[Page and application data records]
= = = = =

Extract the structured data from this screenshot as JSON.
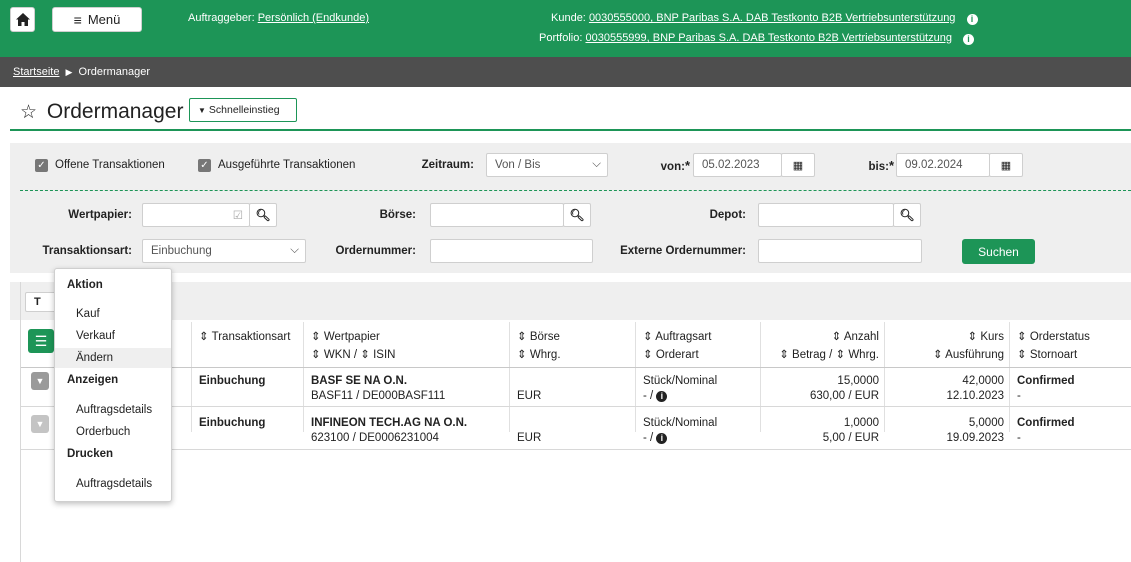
{
  "header": {
    "menu_label": "Menü",
    "client_prefix": "Auftraggeber:",
    "client_value": "Persönlich (Endkunde)",
    "customer_prefix": "Kunde:",
    "customer_value": "0030555000, BNP Paribas S.A. DAB Testkonto B2B Vertriebsunterstützung",
    "portfolio_prefix": "Portfolio:",
    "portfolio_value": "0030555999, BNP Paribas S.A. DAB Testkonto B2B Vertriebsunterstützung",
    "info_glyph": "i"
  },
  "breadcrumb": {
    "home": "Startseite",
    "current": "Ordermanager"
  },
  "page": {
    "title": "Ordermanager",
    "quick_entry": "Schnelleinstieg"
  },
  "filters": {
    "open_tx": "Offene Transaktionen",
    "executed_tx": "Ausgeführte Transaktionen",
    "period_label": "Zeitraum:",
    "period_value": "Von / Bis",
    "from_label": "von:",
    "from_value": "05.02.2023",
    "to_label": "bis:",
    "to_value": "09.02.2024",
    "required_mark": "*",
    "security_label": "Wertpapier:",
    "security_value": "",
    "exchange_label": "Börse:",
    "exchange_value": "",
    "depot_label": "Depot:",
    "depot_value": "",
    "tx_type_label": "Transaktionsart:",
    "tx_type_value": "Einbuchung",
    "order_no_label": "Ordernummer:",
    "order_no_value": "",
    "ext_order_no_label": "Externe Ordernummer:",
    "ext_order_no_value": "",
    "search_button": "Suchen",
    "filter_button": "T"
  },
  "table": {
    "headers": {
      "tx_type": "Transaktionsart",
      "security": "Wertpapier",
      "wkn_isin": "WKN / ⇕ ISIN",
      "exchange": "Börse",
      "currency": "Whrg.",
      "order_type": "Auftragsart",
      "order_kind": "Orderart",
      "quantity": "Anzahl",
      "amount_currency": "Betrag / ⇕ Whrg.",
      "price": "Kurs",
      "execution": "Ausführung",
      "order_status": "Orderstatus",
      "cancel_type": "Stornoart"
    },
    "rows": [
      {
        "tx_type": "Einbuchung",
        "security": "BASF SE NA O.N.",
        "wkn_isin": "BASF11 / DE000BASF111",
        "currency": "EUR",
        "order_type": "Stück/Nominal",
        "order_kind": "- /",
        "quantity": "15,0000",
        "amount": "630,00 / EUR",
        "price": "42,0000",
        "execution": "12.10.2023",
        "order_status": "Confirmed",
        "cancel_type": "-"
      },
      {
        "tx_type": "Einbuchung",
        "security": "INFINEON TECH.AG NA O.N.",
        "wkn_isin": "623100 / DE0006231004",
        "currency": "EUR",
        "order_type": "Stück/Nominal",
        "order_kind": "- /",
        "quantity": "1,0000",
        "amount": "5,00 / EUR",
        "price": "5,0000",
        "execution": "19.09.2023",
        "order_status": "Confirmed",
        "cancel_type": "-"
      }
    ]
  },
  "context_menu": {
    "group_action": "Aktion",
    "buy": "Kauf",
    "sell": "Verkauf",
    "change": "Ändern",
    "group_show": "Anzeigen",
    "order_details": "Auftragsdetails",
    "order_book": "Orderbuch",
    "group_print": "Drucken",
    "print_order_details": "Auftragsdetails"
  },
  "colors": {
    "brand_green": "#1d9557",
    "breadcrumb_bar": "#4e4e4e",
    "panel_gray": "#efefef"
  }
}
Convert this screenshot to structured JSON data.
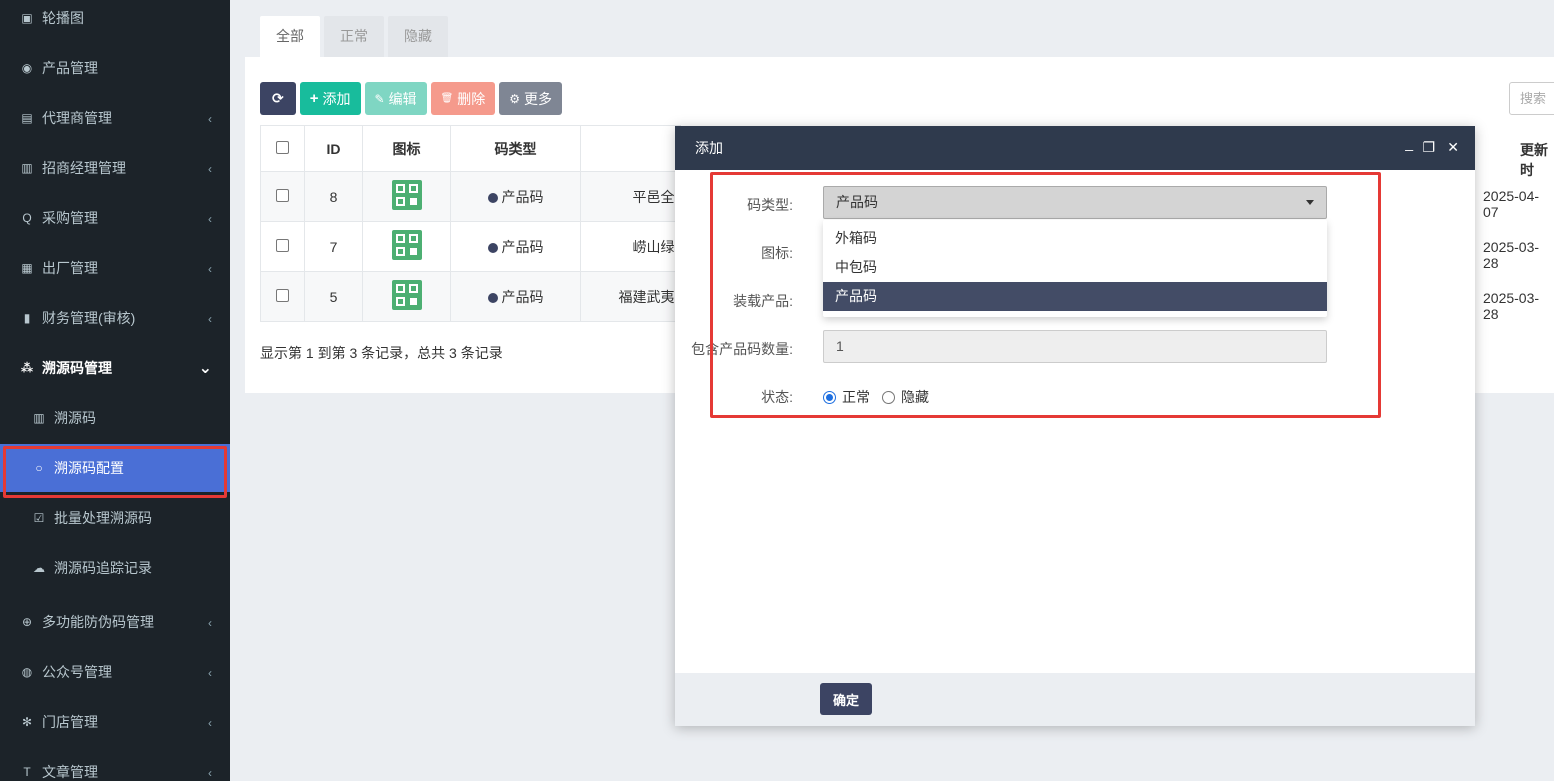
{
  "sidebar": {
    "items": [
      {
        "label": "轮播图",
        "icon": "image-icon",
        "glyph": "▣",
        "arrow": ""
      },
      {
        "label": "产品管理",
        "icon": "globe-icon",
        "glyph": "◉",
        "arrow": ""
      },
      {
        "label": "代理商管理",
        "icon": "id-card-icon",
        "glyph": "▤",
        "arrow": "‹"
      },
      {
        "label": "招商经理管理",
        "icon": "portrait-icon",
        "glyph": "▥",
        "arrow": "‹"
      },
      {
        "label": "采购管理",
        "icon": "q-icon",
        "glyph": "Q",
        "arrow": "‹"
      },
      {
        "label": "出厂管理",
        "icon": "train-icon",
        "glyph": "▦",
        "arrow": "‹"
      },
      {
        "label": "财务管理(审核)",
        "icon": "bank-icon",
        "glyph": "▮",
        "arrow": "‹"
      },
      {
        "label": "溯源码管理",
        "icon": "cubes-icon",
        "glyph": "⁂",
        "arrow": "⌄"
      },
      {
        "label": "溯源码",
        "icon": "barcode-icon",
        "glyph": "▥",
        "arrow": ""
      },
      {
        "label": "溯源码配置",
        "icon": "circle-o-icon",
        "glyph": "○",
        "arrow": ""
      },
      {
        "label": "批量处理溯源码",
        "icon": "check-square-icon",
        "glyph": "☑",
        "arrow": ""
      },
      {
        "label": "溯源码追踪记录",
        "icon": "cloud-icon",
        "glyph": "☁",
        "arrow": ""
      },
      {
        "label": "多功能防伪码管理",
        "icon": "upload-circle-icon",
        "glyph": "⊕",
        "arrow": "‹"
      },
      {
        "label": "公众号管理",
        "icon": "wechat-icon",
        "glyph": "◍",
        "arrow": "‹"
      },
      {
        "label": "门店管理",
        "icon": "asterisk-icon",
        "glyph": "✻",
        "arrow": "‹"
      },
      {
        "label": "文章管理",
        "icon": "text-icon",
        "glyph": "T",
        "arrow": "‹"
      }
    ]
  },
  "tabs": [
    "全部",
    "正常",
    "隐藏"
  ],
  "toolbar": {
    "refresh_glyph": "⟳",
    "add": "添加",
    "add_glyph": "+",
    "edit": "编辑",
    "edit_glyph": "✎",
    "delete": "删除",
    "delete_glyph": "🗑",
    "more": "更多",
    "more_glyph": "⚙"
  },
  "search": {
    "placeholder": "搜索"
  },
  "table": {
    "headers": [
      "ID",
      "图标",
      "码类型"
    ],
    "rows": [
      {
        "id": "8",
        "type": "产品码",
        "name": "平邑全",
        "date": "2025-04-07"
      },
      {
        "id": "7",
        "type": "产品码",
        "name": "崂山绿",
        "date": "2025-03-28"
      },
      {
        "id": "5",
        "type": "产品码",
        "name": "福建武夷",
        "date": "2025-03-28"
      }
    ],
    "right_header": "更新时"
  },
  "pager": {
    "text": "显示第 1 到第 3 条记录，总共 3 条记录"
  },
  "modal": {
    "title": "添加",
    "minimize": "_",
    "maximize": "❐",
    "close": "✕",
    "fields": {
      "code_type_label": "码类型:",
      "code_type_value": "产品码",
      "icon_label": "图标:",
      "product_label": "装载产品:",
      "count_label": "包含产品码数量:",
      "count_value": "1",
      "status_label": "状态:",
      "status_options": [
        "正常",
        "隐藏"
      ],
      "status_selected": "正常"
    },
    "dropdown_options": [
      "外箱码",
      "中包码",
      "产品码"
    ],
    "dropdown_selected": "产品码",
    "ok_button": "确定"
  }
}
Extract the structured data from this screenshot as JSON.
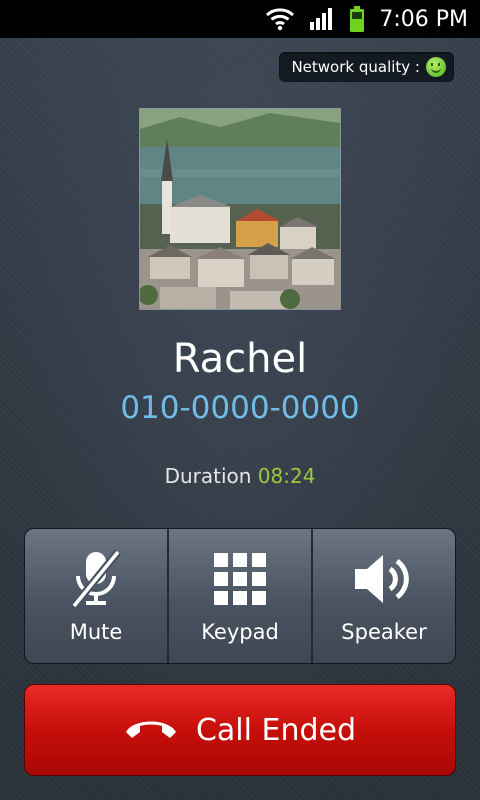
{
  "status_bar": {
    "time": "7:06 PM",
    "icons": [
      "wifi-icon",
      "signal-icon",
      "battery-icon"
    ]
  },
  "network_quality": {
    "label": "Network quality :",
    "indicator_icon": "smiley-icon"
  },
  "contact": {
    "name": "Rachel",
    "number": "010-0000-0000",
    "photo_icon": "landscape-photo"
  },
  "call": {
    "duration_label": "Duration",
    "duration_value": "08:24"
  },
  "actions": {
    "mute_label": "Mute",
    "keypad_label": "Keypad",
    "speaker_label": "Speaker"
  },
  "end_call": {
    "label": "Call Ended",
    "icon": "hang-up-icon"
  },
  "colors": {
    "number": "#6fbde6",
    "duration_value": "#9bc83a",
    "end_call": "#d3140f"
  }
}
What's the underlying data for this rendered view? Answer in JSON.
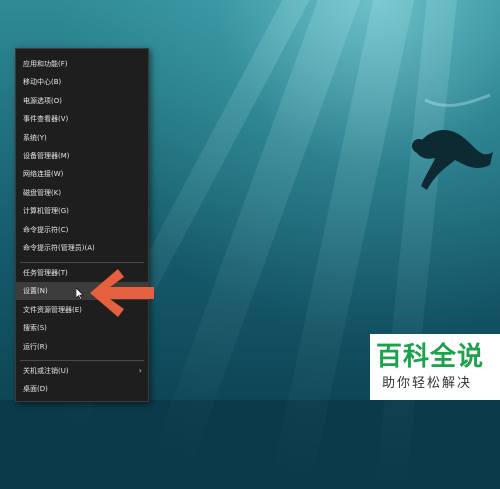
{
  "context_menu": {
    "groups": [
      [
        "应用和功能(F)",
        "移动中心(B)",
        "电源选项(O)",
        "事件查看器(V)",
        "系统(Y)",
        "设备管理器(M)",
        "网络连接(W)",
        "磁盘管理(K)",
        "计算机管理(G)",
        "命令提示符(C)",
        "命令提示符(管理员)(A)"
      ],
      [
        "任务管理器(T)",
        "设置(N)",
        "文件资源管理器(E)",
        "搜索(S)",
        "运行(R)"
      ],
      [
        "关机或注销(U)",
        "桌面(D)"
      ]
    ],
    "highlighted_item": "设置(N)",
    "submenu_item": "关机或注销(U)"
  },
  "watermark": {
    "title": "百科全说",
    "subtitle": "助你轻松解决"
  },
  "colors": {
    "arrow": "#e5603e",
    "logo_green": "#1aa34a",
    "menu_bg": "#1e1e1e"
  }
}
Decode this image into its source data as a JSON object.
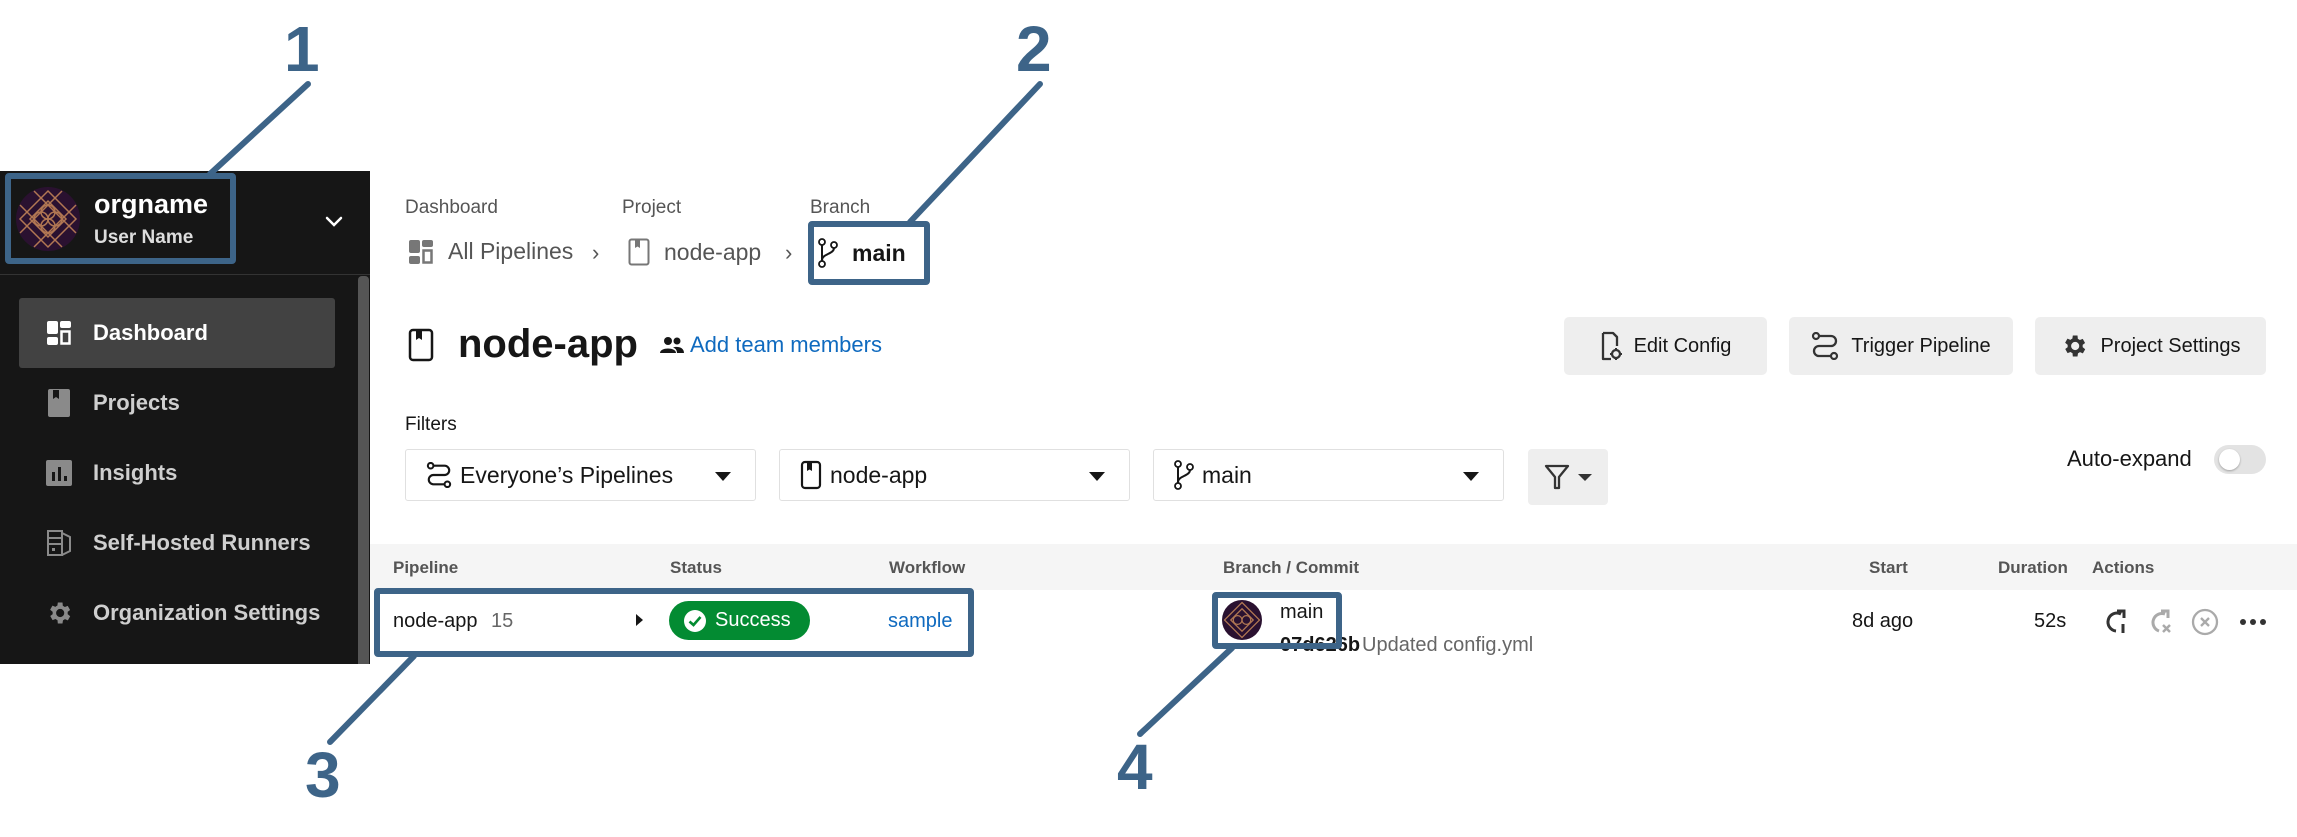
{
  "sidebar": {
    "org_name": "orgname",
    "user_name": "User Name",
    "items": [
      {
        "label": "Dashboard",
        "icon": "dashboard-icon",
        "active": true
      },
      {
        "label": "Projects",
        "icon": "projects-icon",
        "active": false
      },
      {
        "label": "Insights",
        "icon": "insights-icon",
        "active": false
      },
      {
        "label": "Self-Hosted Runners",
        "icon": "runners-icon",
        "active": false
      },
      {
        "label": "Organization Settings",
        "icon": "gear-icon",
        "active": false
      }
    ]
  },
  "breadcrumb": {
    "labels": [
      "Dashboard",
      "Project",
      "Branch"
    ],
    "items": [
      "All Pipelines",
      "node-app",
      "main"
    ]
  },
  "header": {
    "title": "node-app",
    "add_team_label": "Add team members",
    "buttons": {
      "edit_config": "Edit Config",
      "trigger_pipeline": "Trigger Pipeline",
      "project_settings": "Project Settings"
    }
  },
  "filters": {
    "label": "Filters",
    "pipelines_select": "Everyone’s Pipelines",
    "project_select": "node-app",
    "branch_select": "main",
    "auto_expand_label": "Auto-expand",
    "auto_expand_on": false
  },
  "table": {
    "columns": [
      "Pipeline",
      "Status",
      "Workflow",
      "Branch / Commit",
      "Start",
      "Duration",
      "Actions"
    ],
    "rows": [
      {
        "pipeline": "node-app",
        "number": "15",
        "status": "Success",
        "workflow": "sample",
        "branch": "main",
        "commit_hash": "07d626b",
        "commit_message": "Updated config.yml",
        "start": "8d ago",
        "duration": "52s"
      }
    ]
  },
  "colors": {
    "success": "#038b32",
    "link": "#0f6abf",
    "sidebar_bg": "#161616",
    "annotation": "#3d6488"
  },
  "annotations": [
    "1",
    "2",
    "3",
    "4"
  ]
}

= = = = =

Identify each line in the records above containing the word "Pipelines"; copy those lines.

      "All Pipelines",
    "pipelines_select": "Everyone’s Pipelines",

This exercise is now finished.